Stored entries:
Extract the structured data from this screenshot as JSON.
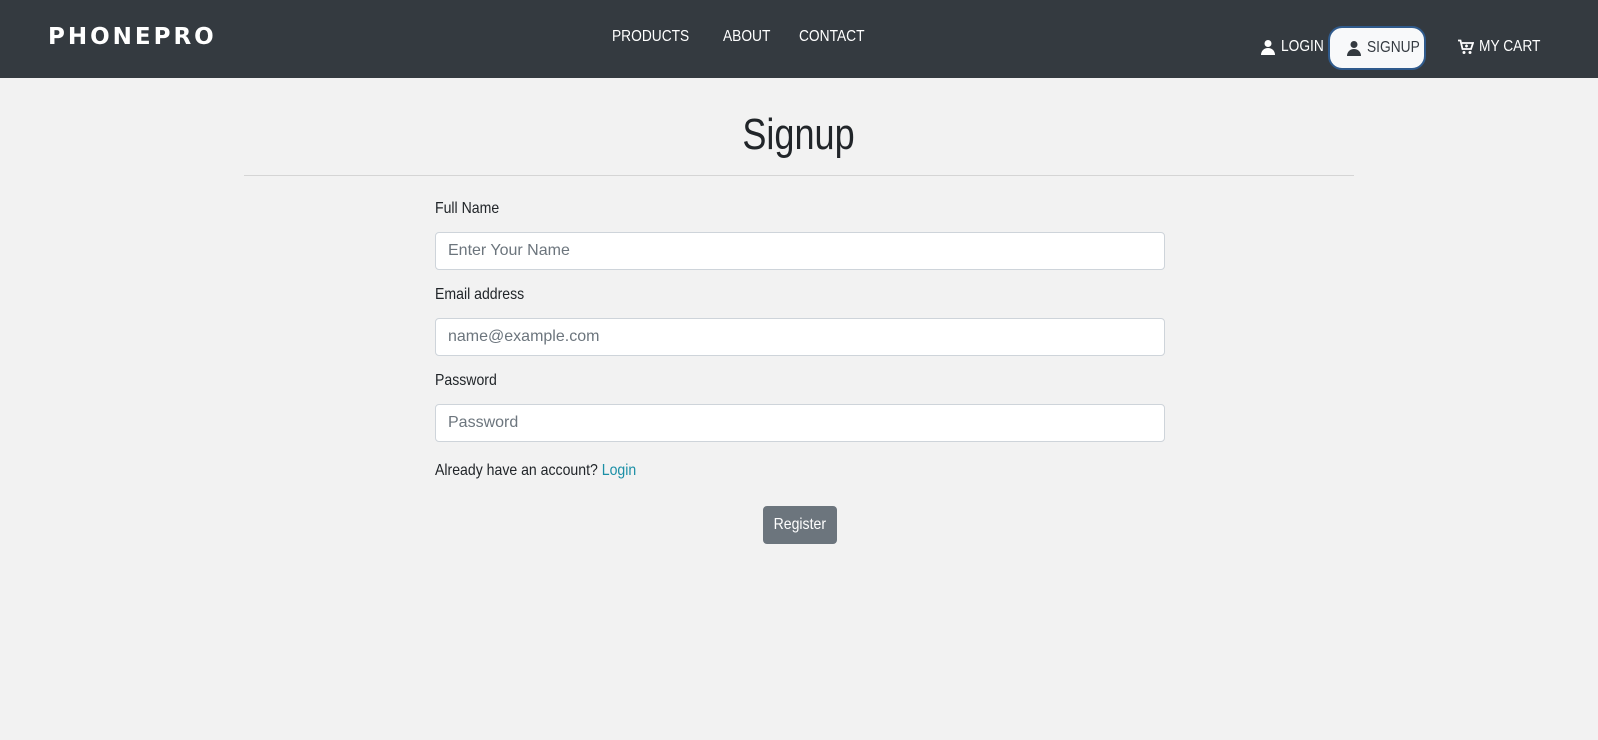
{
  "nav": {
    "brand": "PHONEPRO",
    "links": [
      "PRODUCTS",
      "ABOUT",
      "CONTACT"
    ],
    "login": "LOGIN",
    "signup": "SIGNUP",
    "cart": "MY CART"
  },
  "page": {
    "title": "Signup"
  },
  "form": {
    "name_label": "Full Name",
    "name_placeholder": "Enter Your Name",
    "email_label": "Email address",
    "email_placeholder": "name@example.com",
    "password_label": "Password",
    "password_placeholder": "Password",
    "already_text": "Already have an account?",
    "login_link": "Login",
    "register_label": "Register"
  },
  "colors": {
    "navbar": "#343a40",
    "background": "#f2f2f2",
    "link": "#1b8fa6",
    "button": "#6c757d",
    "signup_border": "#2f5a8c"
  },
  "icons": {
    "login": "user-icon",
    "signup": "user-icon",
    "cart": "cart-icon"
  }
}
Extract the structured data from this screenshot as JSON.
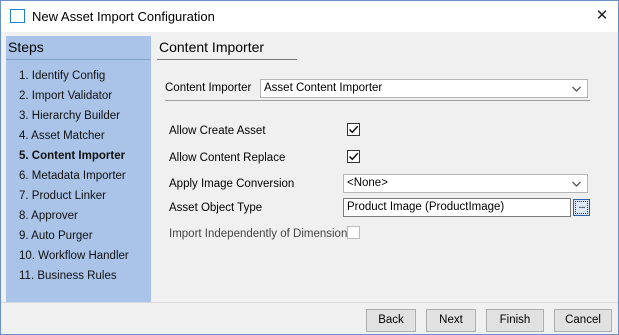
{
  "window": {
    "title": "New Asset Import Configuration"
  },
  "steps": {
    "header": "Steps",
    "items": [
      {
        "label": "1. Identify Config",
        "active": false
      },
      {
        "label": "2. Import Validator",
        "active": false
      },
      {
        "label": "3. Hierarchy Builder",
        "active": false
      },
      {
        "label": "4. Asset Matcher",
        "active": false
      },
      {
        "label": "5. Content Importer",
        "active": true
      },
      {
        "label": "6. Metadata Importer",
        "active": false
      },
      {
        "label": "7. Product Linker",
        "active": false
      },
      {
        "label": "8. Approver",
        "active": false
      },
      {
        "label": "9. Auto Purger",
        "active": false
      },
      {
        "label": "10. Workflow Handler",
        "active": false
      },
      {
        "label": "11. Business Rules",
        "active": false
      }
    ]
  },
  "main": {
    "section_title": "Content Importer",
    "content_importer": {
      "label": "Content Importer",
      "value": "Asset Content Importer"
    },
    "allow_create_asset": {
      "label": "Allow Create Asset",
      "checked": true
    },
    "allow_content_replace": {
      "label": "Allow Content Replace",
      "checked": true
    },
    "apply_image_conversion": {
      "label": "Apply Image Conversion",
      "value": "<None>"
    },
    "asset_object_type": {
      "label": "Asset Object Type",
      "value": "Product Image (ProductImage)",
      "browse_label": "..."
    },
    "import_independently": {
      "label": "Import Independently of Dimension",
      "checked": false,
      "enabled": false
    }
  },
  "buttons": {
    "back": "Back",
    "next": "Next",
    "finish": "Finish",
    "cancel": "Cancel"
  },
  "icons": {
    "title": "window-icon",
    "close": "close-icon",
    "dropdown": "chevron-down-icon",
    "check": "checkmark-icon"
  }
}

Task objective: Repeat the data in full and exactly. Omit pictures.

Answer for the task:
Extract the structured data from this screenshot as JSON.
{
  "nav": {
    "brand": "PHONEPRO",
    "links": [
      "PRODUCTS",
      "ABOUT",
      "CONTACT"
    ],
    "login": "LOGIN",
    "signup": "SIGNUP",
    "cart": "MY CART"
  },
  "page": {
    "title": "Signup"
  },
  "form": {
    "name_label": "Full Name",
    "name_placeholder": "Enter Your Name",
    "email_label": "Email address",
    "email_placeholder": "name@example.com",
    "password_label": "Password",
    "password_placeholder": "Password",
    "already_text": "Already have an account?",
    "login_link": "Login",
    "register_label": "Register"
  },
  "colors": {
    "navbar": "#343a40",
    "background": "#f2f2f2",
    "link": "#1b8fa6",
    "button": "#6c757d",
    "signup_border": "#2f5a8c"
  },
  "icons": {
    "login": "user-icon",
    "signup": "user-icon",
    "cart": "cart-icon"
  }
}
Extract the structured data from this screenshot as JSON.
{
  "window": {
    "title": "New Asset Import Configuration"
  },
  "steps": {
    "header": "Steps",
    "items": [
      {
        "label": "1. Identify Config",
        "active": false
      },
      {
        "label": "2. Import Validator",
        "active": false
      },
      {
        "label": "3. Hierarchy Builder",
        "active": false
      },
      {
        "label": "4. Asset Matcher",
        "active": false
      },
      {
        "label": "5. Content Importer",
        "active": true
      },
      {
        "label": "6. Metadata Importer",
        "active": false
      },
      {
        "label": "7. Product Linker",
        "active": false
      },
      {
        "label": "8. Approver",
        "active": false
      },
      {
        "label": "9. Auto Purger",
        "active": false
      },
      {
        "label": "10. Workflow Handler",
        "active": false
      },
      {
        "label": "11. Business Rules",
        "active": false
      }
    ]
  },
  "main": {
    "section_title": "Content Importer",
    "content_importer": {
      "label": "Content Importer",
      "value": "Asset Content Importer"
    },
    "allow_create_asset": {
      "label": "Allow Create Asset",
      "checked": true
    },
    "allow_content_replace": {
      "label": "Allow Content Replace",
      "checked": true
    },
    "apply_image_conversion": {
      "label": "Apply Image Conversion",
      "value": "<None>"
    },
    "asset_object_type": {
      "label": "Asset Object Type",
      "value": "Product Image (ProductImage)",
      "browse_label": "..."
    },
    "import_independently": {
      "label": "Import Independently of Dimension",
      "checked": false,
      "enabled": false
    }
  },
  "buttons": {
    "back": "Back",
    "next": "Next",
    "finish": "Finish",
    "cancel": "Cancel"
  },
  "icons": {
    "title": "window-icon",
    "close": "close-icon",
    "dropdown": "chevron-down-icon",
    "check": "checkmark-icon"
  }
}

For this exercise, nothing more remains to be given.